Meadowlands

Written by Elizabeth Jeffrey
Review by Caroline Wilson

Meadowlands is a family saga that begins and ends with World War I. The aristocratic Barsham family experiences the war firsthand: daughter Millie becomes an ambulance driver while son James enlists in the army. Son Ned is a conscientious objector until he can no longer bear the pressure; he soon enlists as a stretcher bearer. The novel focuses mostly on the eldest daughter, Gina. As the only Barsham sibling left on the estate, she is devastated by personal tragedy and searches for meaning to her privileged life. She soon discovers the awful conditions in which the wives and children of England’s army men are forced to live. Gina becomes the personal crusader of these forgotten ones, much to the displeasure of her mother and father.

Meadowlands bring an interesting perspective to the very popular World War I historical fiction subgenre. Most novels focus on the horrors witnessed by those participating at the Front, but Jeffrey’s portrayal of the deprivations of the home front is fascinating. Gina’s work as a letter writer, and her opening of a much-needed soup kitchen, is a welcome departure from the usual. However, there are some clichéd elements. Sir Geoffrey Barsham and his wife, Lady Adelaide, are typical spoiled, selfish aristocrats, while all of the Barsham children are completely devoid of any negative character traits. They all seem determined to be modern, benevolent free- thinkers in a time when change was rife but also slow to come about. There are a few slips in language as well, thoroughly modern expressions that jar the reader from the period.
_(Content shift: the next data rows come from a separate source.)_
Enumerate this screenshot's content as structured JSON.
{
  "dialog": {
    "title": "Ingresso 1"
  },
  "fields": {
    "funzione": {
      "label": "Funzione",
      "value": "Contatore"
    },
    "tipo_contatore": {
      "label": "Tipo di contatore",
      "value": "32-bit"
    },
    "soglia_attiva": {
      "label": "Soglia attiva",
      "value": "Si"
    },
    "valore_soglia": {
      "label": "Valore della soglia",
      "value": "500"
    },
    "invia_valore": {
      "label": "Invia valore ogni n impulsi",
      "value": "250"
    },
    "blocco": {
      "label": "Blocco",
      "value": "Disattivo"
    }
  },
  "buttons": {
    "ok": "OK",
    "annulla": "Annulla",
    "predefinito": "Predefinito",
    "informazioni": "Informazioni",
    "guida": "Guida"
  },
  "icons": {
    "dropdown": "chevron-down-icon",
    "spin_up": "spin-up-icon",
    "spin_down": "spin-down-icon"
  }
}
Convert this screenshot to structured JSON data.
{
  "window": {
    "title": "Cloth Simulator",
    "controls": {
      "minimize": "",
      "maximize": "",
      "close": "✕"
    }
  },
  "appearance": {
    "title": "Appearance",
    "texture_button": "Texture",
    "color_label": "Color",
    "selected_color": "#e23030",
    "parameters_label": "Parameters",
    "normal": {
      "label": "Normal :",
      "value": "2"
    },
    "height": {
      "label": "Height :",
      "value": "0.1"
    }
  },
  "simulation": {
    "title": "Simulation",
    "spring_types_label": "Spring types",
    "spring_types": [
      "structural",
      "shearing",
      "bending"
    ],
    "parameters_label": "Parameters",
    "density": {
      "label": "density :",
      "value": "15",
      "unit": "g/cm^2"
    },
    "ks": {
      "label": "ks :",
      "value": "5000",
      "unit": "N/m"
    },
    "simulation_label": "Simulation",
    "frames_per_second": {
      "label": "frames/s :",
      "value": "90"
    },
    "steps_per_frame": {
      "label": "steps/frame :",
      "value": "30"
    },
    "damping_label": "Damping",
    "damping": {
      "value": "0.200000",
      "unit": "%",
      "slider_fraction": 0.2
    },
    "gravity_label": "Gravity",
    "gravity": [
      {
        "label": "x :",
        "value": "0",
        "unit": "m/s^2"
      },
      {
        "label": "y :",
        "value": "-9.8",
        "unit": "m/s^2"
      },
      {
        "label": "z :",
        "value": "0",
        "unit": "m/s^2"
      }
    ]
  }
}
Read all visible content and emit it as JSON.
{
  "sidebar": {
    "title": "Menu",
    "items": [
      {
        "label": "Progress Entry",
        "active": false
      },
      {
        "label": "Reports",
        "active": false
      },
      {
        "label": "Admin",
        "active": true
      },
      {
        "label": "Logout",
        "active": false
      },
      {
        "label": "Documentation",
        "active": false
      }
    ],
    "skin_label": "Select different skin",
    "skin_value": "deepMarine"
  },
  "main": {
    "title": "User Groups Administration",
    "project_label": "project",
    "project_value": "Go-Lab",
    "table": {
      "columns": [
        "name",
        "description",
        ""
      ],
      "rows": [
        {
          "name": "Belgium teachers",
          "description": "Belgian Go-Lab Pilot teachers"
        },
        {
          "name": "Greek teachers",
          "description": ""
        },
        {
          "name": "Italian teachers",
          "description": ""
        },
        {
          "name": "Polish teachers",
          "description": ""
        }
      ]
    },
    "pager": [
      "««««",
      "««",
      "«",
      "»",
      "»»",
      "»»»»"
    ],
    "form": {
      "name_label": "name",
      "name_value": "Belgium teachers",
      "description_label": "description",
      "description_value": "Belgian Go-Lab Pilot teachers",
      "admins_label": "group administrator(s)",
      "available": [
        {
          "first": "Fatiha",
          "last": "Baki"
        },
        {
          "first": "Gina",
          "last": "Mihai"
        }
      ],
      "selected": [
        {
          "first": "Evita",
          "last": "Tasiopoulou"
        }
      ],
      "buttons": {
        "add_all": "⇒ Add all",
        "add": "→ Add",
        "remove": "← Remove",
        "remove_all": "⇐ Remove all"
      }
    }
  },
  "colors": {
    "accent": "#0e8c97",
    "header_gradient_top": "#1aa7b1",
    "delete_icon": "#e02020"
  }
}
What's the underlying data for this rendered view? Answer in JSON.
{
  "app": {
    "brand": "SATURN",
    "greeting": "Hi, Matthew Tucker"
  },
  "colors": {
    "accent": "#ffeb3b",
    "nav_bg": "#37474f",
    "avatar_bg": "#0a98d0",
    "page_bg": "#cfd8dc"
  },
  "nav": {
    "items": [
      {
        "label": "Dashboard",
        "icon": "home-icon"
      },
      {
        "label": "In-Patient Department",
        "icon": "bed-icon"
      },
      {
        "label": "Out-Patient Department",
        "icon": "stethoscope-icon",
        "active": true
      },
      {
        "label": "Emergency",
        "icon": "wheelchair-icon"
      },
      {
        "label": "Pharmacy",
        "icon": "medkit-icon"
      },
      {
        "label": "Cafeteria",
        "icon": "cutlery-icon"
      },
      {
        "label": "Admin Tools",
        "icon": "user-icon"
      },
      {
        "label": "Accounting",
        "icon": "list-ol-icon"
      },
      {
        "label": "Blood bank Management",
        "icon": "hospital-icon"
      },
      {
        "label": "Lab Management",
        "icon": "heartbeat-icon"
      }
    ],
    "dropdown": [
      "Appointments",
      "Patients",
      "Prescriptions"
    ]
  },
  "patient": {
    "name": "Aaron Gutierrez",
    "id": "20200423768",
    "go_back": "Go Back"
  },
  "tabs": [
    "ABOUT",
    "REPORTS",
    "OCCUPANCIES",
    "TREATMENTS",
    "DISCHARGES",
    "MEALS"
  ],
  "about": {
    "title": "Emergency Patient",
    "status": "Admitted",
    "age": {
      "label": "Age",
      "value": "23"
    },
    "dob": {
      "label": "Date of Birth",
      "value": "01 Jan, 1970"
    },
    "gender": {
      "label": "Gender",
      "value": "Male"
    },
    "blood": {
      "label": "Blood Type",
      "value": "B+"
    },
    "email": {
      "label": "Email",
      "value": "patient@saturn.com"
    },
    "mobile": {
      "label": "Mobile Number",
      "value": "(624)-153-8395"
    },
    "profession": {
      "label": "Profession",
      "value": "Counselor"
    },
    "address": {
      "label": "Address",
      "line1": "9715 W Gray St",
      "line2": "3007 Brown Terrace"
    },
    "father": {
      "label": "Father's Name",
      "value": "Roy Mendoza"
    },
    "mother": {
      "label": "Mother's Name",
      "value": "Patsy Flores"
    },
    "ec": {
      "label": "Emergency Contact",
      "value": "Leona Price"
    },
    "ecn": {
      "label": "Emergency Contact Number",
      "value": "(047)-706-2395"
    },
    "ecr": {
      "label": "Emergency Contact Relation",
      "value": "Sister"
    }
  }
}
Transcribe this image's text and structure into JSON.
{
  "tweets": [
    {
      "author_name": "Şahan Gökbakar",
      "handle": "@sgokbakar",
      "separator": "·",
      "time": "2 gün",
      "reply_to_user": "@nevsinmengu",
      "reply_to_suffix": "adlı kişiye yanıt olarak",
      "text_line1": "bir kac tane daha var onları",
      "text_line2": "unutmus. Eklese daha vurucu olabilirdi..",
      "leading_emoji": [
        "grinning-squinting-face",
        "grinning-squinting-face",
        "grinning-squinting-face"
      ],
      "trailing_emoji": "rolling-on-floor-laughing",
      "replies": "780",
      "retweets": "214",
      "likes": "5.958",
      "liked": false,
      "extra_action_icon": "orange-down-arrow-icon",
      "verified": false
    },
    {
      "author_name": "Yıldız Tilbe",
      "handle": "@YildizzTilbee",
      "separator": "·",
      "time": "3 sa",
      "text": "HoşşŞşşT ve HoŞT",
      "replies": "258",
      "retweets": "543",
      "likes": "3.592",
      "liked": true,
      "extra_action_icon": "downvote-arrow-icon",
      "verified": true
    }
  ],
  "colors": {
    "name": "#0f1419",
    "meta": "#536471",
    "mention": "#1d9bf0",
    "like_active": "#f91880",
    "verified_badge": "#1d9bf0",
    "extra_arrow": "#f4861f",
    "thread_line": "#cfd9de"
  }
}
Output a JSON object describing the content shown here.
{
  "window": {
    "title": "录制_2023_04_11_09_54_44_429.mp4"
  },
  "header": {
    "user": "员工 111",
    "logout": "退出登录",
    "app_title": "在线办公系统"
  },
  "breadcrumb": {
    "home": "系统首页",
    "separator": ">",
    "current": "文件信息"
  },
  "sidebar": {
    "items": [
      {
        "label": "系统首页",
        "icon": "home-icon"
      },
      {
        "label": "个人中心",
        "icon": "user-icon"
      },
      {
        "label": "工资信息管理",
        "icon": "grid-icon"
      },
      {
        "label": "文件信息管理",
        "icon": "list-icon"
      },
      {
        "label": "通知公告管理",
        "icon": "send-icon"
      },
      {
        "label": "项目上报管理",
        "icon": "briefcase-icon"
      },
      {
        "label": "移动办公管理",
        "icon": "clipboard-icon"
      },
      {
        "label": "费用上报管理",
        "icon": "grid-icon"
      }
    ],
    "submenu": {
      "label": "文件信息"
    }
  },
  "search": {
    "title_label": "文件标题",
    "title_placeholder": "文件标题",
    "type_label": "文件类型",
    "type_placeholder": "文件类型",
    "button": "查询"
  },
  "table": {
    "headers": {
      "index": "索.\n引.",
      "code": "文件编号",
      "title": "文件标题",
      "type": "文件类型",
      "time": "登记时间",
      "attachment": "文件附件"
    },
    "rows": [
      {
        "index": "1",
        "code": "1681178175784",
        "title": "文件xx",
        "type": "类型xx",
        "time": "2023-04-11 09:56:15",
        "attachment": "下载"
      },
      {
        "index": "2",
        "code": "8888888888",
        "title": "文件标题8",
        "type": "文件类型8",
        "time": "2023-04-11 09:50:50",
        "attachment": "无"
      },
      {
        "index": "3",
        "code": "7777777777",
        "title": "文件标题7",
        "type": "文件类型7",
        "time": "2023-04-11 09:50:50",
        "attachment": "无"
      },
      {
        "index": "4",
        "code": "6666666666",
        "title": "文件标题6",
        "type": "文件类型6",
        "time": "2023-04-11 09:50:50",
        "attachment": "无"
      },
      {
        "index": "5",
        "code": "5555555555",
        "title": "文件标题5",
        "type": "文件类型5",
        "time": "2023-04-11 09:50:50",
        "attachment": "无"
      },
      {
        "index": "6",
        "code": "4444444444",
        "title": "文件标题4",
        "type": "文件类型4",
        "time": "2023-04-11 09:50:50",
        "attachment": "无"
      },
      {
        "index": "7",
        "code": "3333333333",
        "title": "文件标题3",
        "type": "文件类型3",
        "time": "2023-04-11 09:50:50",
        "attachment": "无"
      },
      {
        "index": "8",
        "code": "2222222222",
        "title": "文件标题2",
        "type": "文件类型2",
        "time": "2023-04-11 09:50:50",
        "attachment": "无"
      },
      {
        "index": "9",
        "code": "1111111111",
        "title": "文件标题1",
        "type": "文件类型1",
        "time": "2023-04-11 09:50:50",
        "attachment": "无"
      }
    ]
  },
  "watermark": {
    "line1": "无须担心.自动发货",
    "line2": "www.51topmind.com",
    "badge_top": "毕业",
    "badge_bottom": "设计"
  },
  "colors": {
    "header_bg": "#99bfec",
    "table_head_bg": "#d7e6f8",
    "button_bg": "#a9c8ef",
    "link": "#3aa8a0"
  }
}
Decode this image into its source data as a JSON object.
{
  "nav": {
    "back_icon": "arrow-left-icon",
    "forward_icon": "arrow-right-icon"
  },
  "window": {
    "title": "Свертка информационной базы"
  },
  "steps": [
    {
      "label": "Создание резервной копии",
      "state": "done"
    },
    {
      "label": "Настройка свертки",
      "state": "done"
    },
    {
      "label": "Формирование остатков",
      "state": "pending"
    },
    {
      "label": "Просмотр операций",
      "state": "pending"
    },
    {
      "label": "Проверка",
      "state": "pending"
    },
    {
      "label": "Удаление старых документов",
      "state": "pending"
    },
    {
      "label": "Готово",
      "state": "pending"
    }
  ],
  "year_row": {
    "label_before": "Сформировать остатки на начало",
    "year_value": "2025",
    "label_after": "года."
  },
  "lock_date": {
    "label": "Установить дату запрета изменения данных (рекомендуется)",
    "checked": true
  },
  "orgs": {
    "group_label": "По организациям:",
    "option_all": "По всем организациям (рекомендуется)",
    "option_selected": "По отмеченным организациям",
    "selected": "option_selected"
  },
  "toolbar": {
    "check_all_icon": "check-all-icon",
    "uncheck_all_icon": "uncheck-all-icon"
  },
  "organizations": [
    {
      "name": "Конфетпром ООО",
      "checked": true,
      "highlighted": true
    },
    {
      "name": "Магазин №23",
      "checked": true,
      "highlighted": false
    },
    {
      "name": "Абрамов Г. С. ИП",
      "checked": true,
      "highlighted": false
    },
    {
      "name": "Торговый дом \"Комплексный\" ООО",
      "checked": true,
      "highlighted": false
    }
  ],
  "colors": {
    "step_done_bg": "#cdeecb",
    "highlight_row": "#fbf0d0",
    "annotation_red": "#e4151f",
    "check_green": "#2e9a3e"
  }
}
But despite these missteps, lovers of the early 20th century will enjoy this unique tale.